__Try it__
Say only the number of lines in the entries below that contain "title".

__Information__

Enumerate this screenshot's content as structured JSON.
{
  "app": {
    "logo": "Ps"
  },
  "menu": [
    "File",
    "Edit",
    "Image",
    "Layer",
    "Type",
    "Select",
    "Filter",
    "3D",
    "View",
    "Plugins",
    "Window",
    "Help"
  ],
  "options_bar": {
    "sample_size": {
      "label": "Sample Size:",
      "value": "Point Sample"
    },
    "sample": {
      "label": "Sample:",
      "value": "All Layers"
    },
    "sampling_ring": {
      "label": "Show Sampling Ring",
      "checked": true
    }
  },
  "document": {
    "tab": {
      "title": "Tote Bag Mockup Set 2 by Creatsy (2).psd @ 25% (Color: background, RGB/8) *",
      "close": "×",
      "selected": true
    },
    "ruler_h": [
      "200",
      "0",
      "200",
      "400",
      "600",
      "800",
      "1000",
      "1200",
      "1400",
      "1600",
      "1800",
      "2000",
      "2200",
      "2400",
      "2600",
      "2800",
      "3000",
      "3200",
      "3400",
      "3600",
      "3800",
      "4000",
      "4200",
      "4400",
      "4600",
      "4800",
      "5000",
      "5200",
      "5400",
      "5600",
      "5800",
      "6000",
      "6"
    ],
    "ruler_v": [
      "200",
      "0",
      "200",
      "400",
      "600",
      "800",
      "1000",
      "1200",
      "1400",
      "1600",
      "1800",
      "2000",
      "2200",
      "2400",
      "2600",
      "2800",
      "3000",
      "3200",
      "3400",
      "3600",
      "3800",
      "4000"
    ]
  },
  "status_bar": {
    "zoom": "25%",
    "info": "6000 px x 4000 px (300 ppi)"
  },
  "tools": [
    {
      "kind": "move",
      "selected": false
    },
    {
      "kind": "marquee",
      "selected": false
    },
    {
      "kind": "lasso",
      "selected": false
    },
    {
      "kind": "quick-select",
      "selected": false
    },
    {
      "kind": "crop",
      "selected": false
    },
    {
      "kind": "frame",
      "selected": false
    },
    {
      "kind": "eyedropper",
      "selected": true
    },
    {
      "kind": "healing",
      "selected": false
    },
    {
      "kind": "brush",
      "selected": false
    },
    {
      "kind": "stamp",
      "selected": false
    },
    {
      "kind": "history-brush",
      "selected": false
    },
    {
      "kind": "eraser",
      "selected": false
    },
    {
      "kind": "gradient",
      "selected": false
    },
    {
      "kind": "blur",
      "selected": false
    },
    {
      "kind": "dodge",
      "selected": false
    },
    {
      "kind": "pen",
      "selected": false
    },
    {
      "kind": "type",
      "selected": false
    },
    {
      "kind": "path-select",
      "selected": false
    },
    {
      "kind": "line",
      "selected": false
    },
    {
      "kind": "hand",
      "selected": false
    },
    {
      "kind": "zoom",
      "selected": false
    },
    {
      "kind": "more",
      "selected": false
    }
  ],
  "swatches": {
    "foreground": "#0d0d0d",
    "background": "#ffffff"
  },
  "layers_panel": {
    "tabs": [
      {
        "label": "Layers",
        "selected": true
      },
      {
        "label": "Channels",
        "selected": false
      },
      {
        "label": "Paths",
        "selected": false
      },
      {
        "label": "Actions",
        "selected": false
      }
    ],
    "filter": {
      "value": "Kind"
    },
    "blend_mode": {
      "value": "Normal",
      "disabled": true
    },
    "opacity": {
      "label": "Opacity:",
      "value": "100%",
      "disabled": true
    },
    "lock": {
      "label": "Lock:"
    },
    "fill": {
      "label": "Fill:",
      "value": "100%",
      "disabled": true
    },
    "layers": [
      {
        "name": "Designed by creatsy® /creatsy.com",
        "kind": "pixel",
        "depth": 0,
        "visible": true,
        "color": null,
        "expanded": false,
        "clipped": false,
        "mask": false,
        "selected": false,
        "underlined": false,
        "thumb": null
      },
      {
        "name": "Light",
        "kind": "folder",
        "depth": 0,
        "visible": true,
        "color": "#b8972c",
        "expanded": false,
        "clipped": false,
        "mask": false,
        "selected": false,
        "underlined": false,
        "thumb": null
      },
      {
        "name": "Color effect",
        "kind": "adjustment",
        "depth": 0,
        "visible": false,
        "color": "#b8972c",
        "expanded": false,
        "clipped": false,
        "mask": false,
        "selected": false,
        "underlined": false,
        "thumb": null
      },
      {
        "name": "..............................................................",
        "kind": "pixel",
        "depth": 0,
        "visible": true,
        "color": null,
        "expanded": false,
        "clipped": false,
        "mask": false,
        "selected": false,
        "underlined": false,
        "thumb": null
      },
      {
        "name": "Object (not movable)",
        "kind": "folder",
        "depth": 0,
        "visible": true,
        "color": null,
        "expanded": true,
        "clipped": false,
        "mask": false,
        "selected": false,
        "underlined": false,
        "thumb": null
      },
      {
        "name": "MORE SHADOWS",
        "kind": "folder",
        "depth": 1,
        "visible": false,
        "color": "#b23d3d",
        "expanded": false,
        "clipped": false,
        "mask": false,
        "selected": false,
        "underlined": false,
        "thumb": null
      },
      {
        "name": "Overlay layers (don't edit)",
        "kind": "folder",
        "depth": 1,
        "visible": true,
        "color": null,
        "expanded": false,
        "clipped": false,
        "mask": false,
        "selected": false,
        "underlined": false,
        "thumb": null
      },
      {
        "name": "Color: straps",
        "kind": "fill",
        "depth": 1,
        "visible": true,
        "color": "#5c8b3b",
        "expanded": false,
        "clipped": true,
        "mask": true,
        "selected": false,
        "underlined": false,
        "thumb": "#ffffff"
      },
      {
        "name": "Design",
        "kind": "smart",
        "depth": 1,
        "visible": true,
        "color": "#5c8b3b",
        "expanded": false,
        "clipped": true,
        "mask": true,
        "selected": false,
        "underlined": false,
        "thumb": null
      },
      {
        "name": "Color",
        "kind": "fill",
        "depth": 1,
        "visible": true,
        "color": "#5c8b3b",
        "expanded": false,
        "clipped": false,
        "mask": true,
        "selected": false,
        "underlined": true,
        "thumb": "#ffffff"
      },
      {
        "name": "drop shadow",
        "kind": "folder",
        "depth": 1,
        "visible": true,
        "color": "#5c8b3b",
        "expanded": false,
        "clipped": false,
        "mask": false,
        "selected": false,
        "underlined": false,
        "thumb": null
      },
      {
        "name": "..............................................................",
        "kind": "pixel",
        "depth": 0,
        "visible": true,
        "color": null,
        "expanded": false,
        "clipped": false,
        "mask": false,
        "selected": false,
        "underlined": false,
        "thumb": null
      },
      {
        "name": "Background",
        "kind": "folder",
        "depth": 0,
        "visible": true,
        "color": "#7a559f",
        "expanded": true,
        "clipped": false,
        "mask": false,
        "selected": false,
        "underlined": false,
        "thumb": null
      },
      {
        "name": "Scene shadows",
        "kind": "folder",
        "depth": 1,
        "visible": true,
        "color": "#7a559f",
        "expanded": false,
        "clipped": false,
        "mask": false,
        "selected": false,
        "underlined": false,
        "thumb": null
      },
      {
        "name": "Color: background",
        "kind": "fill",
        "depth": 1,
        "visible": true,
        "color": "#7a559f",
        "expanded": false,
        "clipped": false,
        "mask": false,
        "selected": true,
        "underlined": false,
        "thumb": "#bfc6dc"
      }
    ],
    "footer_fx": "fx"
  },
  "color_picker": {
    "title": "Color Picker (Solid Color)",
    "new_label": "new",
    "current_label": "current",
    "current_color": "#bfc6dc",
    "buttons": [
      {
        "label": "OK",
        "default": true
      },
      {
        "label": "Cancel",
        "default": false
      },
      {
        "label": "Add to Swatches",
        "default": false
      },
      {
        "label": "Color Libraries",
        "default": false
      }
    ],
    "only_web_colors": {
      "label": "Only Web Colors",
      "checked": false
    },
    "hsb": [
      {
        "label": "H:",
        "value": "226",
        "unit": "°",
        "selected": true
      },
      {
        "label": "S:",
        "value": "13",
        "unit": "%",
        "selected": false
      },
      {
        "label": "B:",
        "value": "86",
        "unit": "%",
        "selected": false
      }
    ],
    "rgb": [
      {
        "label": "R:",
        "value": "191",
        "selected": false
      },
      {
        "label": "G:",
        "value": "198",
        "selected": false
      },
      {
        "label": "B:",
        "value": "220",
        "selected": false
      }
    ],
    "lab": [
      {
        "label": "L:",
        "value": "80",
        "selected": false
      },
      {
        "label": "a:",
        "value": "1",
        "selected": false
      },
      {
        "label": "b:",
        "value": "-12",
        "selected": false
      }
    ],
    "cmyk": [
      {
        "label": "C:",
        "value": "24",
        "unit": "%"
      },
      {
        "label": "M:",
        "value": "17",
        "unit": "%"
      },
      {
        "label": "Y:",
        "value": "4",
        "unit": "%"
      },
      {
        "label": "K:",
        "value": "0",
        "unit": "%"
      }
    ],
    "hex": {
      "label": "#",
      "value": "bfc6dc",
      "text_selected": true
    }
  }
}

__Worked solution__
2